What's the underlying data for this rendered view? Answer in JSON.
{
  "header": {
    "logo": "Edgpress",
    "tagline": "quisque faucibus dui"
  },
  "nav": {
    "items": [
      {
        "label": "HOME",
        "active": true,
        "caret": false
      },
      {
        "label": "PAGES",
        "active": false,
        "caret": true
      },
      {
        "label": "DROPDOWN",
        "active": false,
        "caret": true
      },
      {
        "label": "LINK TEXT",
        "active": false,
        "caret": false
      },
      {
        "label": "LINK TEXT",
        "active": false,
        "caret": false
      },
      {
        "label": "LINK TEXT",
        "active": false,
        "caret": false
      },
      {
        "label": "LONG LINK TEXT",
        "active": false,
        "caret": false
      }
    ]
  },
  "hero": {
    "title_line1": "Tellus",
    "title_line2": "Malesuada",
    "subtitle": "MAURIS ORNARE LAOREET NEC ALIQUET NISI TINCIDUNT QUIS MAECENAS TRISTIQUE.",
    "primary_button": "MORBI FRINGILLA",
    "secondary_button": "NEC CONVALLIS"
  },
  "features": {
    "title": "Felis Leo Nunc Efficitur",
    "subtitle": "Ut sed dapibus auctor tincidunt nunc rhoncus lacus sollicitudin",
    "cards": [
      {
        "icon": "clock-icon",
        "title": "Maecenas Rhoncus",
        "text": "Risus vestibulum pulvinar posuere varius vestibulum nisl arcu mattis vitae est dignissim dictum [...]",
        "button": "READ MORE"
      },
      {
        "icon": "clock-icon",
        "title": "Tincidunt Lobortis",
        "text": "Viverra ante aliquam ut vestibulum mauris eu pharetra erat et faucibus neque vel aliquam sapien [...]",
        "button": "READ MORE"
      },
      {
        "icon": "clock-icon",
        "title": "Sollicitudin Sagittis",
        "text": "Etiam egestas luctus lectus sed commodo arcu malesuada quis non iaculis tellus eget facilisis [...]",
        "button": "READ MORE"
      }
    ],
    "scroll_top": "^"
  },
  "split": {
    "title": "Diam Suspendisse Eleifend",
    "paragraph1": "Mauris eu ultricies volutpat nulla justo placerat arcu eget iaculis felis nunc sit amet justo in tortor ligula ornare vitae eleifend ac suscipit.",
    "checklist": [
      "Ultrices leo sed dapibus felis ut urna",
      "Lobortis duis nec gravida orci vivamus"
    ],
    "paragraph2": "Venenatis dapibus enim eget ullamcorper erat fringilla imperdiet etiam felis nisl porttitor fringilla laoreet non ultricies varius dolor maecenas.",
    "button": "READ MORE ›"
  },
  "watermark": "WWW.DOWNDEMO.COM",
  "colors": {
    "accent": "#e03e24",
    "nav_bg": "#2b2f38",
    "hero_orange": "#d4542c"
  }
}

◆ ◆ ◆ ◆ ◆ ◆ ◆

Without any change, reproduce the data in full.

__WRITTEN SOLUTION__.
What's the underlying data for this rendered view? Answer in JSON.
{
  "header": {
    "logo": "Edgpress",
    "tagline": "quisque faucibus dui"
  },
  "nav": {
    "items": [
      {
        "label": "HOME",
        "active": true,
        "caret": false
      },
      {
        "label": "PAGES",
        "active": false,
        "caret": true
      },
      {
        "label": "DROPDOWN",
        "active": false,
        "caret": true
      },
      {
        "label": "LINK TEXT",
        "active": false,
        "caret": false
      },
      {
        "label": "LINK TEXT",
        "active": false,
        "caret": false
      },
      {
        "label": "LINK TEXT",
        "active": false,
        "caret": false
      },
      {
        "label": "LONG LINK TEXT",
        "active": false,
        "caret": false
      }
    ]
  },
  "hero": {
    "title_line1": "Tellus",
    "title_line2": "Malesuada",
    "subtitle": "MAURIS ORNARE LAOREET NEC ALIQUET NISI TINCIDUNT QUIS MAECENAS TRISTIQUE.",
    "primary_button": "MORBI FRINGILLA",
    "secondary_button": "NEC CONVALLIS"
  },
  "features": {
    "title": "Felis Leo Nunc Efficitur",
    "subtitle": "Ut sed dapibus auctor tincidunt nunc rhoncus lacus sollicitudin",
    "cards": [
      {
        "icon": "clock-icon",
        "title": "Maecenas Rhoncus",
        "text": "Risus vestibulum pulvinar posuere varius vestibulum nisl arcu mattis vitae est dignissim dictum [...]",
        "button": "READ MORE"
      },
      {
        "icon": "clock-icon",
        "title": "Tincidunt Lobortis",
        "text": "Viverra ante aliquam ut vestibulum mauris eu pharetra erat et faucibus neque vel aliquam sapien [...]",
        "button": "READ MORE"
      },
      {
        "icon": "clock-icon",
        "title": "Sollicitudin Sagittis",
        "text": "Etiam egestas luctus lectus sed commodo arcu malesuada quis non iaculis tellus eget facilisis [...]",
        "button": "READ MORE"
      }
    ],
    "scroll_top": "^"
  },
  "split": {
    "title": "Diam Suspendisse Eleifend",
    "paragraph1": "Mauris eu ultricies volutpat nulla justo placerat arcu eget iaculis felis nunc sit amet justo in tortor ligula ornare vitae eleifend ac suscipit.",
    "checklist": [
      "Ultrices leo sed dapibus felis ut urna",
      "Lobortis duis nec gravida orci vivamus"
    ],
    "paragraph2": "Venenatis dapibus enim eget ullamcorper erat fringilla imperdiet etiam felis nisl porttitor fringilla laoreet non ultricies varius dolor maecenas.",
    "button": "READ MORE ›"
  },
  "watermark": "WWW.DOWNDEMO.COM",
  "colors": {
    "accent": "#e03e24",
    "nav_bg": "#2b2f38",
    "hero_orange": "#d4542c"
  }
}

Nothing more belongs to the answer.